Nonverbal Expression in Animated Movies. With Timothy Reckart.

Currently, I’m writing my master thesis about Nonverbal Expression in Animated Movies. Therefore, I will analyze some works, amongst others, Head Over Heels by Timothy Reckart. The animated short won lots of awards. 2013, it was even nominated for an Oscar. Not surprisingly, because of the sensitive story and its lovely realization in stop-motion. It beautifully shows the relationship of an elderly couple.

For my thesis, I had some questions about the making of this short and I was very honored to get answers from Tim Reckart himself. His opinion and point of view will certainly enrich my work. I will outline some of his answers within this blog entry.

One interesting topic which came up is the different approaches to making animated movies with voice actors. In western animation, it’s very common to animate by using the sound reference as a guideline. Disney, for example, proves the success of this strategy, as other big studios of America do. They often work with famous personalities performing their fictional characters. But in stop-motion, you obviously have to go the other way: First, you animate the whole movie, then the voice actors improvise on top of the images. Even though the movie is nonverbal, it also requires human sounds. But the importance of the actor behind the figure is not that significant, though.

To be honest, I find it more exciting to go the second way, as Timothy Reckart did in Head Over Heels. First pictures, then sound – as also used in eastern animation, by the way.

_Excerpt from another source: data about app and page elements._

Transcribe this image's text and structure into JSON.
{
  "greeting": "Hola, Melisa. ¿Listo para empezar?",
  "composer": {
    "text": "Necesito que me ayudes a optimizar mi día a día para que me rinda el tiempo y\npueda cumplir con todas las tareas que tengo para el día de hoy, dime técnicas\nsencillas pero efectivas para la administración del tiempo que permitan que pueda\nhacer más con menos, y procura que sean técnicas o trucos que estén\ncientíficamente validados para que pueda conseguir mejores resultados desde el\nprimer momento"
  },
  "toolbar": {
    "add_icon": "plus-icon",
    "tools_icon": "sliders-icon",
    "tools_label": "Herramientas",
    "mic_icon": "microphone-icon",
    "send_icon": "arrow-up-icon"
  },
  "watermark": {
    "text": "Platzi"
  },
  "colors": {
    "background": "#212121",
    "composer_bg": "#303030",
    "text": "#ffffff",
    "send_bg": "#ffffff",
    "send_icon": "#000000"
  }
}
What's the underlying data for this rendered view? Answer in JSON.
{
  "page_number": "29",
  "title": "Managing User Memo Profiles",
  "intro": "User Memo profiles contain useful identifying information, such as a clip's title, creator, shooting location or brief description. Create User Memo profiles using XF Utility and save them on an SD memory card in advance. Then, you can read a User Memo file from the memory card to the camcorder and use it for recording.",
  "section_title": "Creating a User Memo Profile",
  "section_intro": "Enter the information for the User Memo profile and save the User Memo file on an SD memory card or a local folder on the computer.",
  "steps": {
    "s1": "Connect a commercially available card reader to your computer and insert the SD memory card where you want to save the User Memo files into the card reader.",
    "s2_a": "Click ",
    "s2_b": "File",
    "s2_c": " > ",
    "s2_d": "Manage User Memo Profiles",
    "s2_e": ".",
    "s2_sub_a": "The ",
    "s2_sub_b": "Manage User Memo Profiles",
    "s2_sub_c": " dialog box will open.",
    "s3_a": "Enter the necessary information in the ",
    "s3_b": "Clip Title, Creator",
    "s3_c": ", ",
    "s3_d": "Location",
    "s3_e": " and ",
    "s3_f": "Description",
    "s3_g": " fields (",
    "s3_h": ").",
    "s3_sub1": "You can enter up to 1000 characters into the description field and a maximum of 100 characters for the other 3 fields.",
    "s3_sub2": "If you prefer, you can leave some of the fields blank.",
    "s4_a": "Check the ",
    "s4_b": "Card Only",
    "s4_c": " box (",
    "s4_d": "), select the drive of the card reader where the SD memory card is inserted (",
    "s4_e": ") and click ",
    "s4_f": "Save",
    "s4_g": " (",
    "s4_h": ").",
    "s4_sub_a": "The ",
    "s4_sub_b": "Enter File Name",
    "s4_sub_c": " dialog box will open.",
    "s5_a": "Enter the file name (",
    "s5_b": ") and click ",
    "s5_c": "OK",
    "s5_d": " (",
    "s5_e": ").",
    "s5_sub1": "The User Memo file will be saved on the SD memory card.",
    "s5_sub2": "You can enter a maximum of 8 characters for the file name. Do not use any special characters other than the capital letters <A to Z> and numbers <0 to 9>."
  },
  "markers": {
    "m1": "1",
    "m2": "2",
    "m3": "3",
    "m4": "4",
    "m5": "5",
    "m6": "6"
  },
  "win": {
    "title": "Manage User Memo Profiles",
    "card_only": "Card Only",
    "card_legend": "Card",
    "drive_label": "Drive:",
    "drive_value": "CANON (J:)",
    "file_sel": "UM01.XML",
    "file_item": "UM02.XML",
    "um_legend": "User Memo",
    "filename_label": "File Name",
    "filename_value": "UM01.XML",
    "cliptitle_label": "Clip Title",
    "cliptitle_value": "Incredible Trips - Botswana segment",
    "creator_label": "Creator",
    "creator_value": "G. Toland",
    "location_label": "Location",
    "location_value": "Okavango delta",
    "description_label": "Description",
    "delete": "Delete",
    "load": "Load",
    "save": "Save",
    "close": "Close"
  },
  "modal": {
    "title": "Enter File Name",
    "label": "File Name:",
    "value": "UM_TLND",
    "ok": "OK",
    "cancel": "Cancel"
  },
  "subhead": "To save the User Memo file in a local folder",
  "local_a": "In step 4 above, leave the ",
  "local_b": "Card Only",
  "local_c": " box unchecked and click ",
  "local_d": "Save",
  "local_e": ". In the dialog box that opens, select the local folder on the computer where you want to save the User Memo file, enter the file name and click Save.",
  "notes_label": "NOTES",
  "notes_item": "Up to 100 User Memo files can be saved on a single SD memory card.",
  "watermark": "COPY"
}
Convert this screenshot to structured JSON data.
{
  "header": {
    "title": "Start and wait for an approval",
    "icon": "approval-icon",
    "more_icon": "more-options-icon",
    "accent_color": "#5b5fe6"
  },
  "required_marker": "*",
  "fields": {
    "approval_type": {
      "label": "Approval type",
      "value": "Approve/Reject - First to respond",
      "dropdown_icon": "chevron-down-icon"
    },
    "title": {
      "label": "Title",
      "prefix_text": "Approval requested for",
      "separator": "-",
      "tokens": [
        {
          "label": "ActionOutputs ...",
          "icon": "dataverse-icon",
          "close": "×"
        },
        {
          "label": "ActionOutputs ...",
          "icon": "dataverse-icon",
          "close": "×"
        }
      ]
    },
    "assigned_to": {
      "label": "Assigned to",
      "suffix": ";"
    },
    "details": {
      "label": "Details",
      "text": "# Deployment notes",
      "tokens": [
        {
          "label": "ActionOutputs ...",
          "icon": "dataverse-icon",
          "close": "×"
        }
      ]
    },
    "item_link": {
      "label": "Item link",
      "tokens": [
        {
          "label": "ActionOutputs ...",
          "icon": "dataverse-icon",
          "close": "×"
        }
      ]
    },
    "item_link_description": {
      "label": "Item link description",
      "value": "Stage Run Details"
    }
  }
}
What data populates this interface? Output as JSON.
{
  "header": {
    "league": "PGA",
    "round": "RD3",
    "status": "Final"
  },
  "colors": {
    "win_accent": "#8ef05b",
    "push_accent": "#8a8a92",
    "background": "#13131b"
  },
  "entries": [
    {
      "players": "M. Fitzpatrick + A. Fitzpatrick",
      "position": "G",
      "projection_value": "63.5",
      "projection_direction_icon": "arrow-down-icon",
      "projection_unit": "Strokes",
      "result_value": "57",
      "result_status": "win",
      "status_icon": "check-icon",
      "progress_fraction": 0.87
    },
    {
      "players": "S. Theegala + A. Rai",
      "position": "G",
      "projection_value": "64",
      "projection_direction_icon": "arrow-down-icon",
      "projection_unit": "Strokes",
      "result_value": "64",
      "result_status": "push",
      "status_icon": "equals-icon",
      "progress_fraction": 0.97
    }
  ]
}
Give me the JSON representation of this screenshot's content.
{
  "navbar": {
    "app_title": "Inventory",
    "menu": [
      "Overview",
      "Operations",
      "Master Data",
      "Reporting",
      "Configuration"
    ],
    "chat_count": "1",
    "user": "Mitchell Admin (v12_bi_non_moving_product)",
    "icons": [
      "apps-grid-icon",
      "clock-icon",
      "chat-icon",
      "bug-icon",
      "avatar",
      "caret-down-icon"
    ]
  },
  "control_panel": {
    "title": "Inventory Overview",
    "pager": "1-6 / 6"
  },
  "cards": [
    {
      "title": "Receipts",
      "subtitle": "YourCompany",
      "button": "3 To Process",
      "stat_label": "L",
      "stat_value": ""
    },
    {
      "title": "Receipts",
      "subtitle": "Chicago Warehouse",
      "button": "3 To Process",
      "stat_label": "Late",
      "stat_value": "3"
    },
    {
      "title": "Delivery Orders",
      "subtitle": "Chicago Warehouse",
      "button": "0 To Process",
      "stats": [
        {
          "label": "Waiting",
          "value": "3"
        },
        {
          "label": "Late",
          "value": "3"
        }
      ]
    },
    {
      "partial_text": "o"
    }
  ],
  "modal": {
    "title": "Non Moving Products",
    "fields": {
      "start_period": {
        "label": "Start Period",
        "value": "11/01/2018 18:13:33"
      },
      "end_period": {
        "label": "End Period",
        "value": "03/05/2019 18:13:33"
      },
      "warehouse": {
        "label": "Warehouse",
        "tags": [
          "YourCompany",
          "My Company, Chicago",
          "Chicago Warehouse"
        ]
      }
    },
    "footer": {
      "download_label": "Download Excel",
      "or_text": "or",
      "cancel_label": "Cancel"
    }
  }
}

Another aspect that interests me very much is how the creator/animator establishes a relationship with his/her figure. Timothy thinks, that the technique of stop-motion allows the animator to live through every shot the same way the puppet does. For this reason, stop-motion, more than any other medium, requires empathy between the animator and the character, Timothy further comments:

“You have to put yourself in the mind of the character, and understand what decisions, what movements, a character would or wouldn’t do, so that you can confidently improvise if you have a new idea.”

Finally, it’s very interesting, where the ideas for such wonderful characters came from, with whom we share so much empathy. In many cases, real people inspire the artist, as Timothy Reckart got the inspiration for his main characters in Head Over Heels from his grandparents. Conclusion: Insights into human nature becomes essential for creating authentic, emphatic characters.

If this arouses your interest in my work, let me know, I’d love to discuss the topic.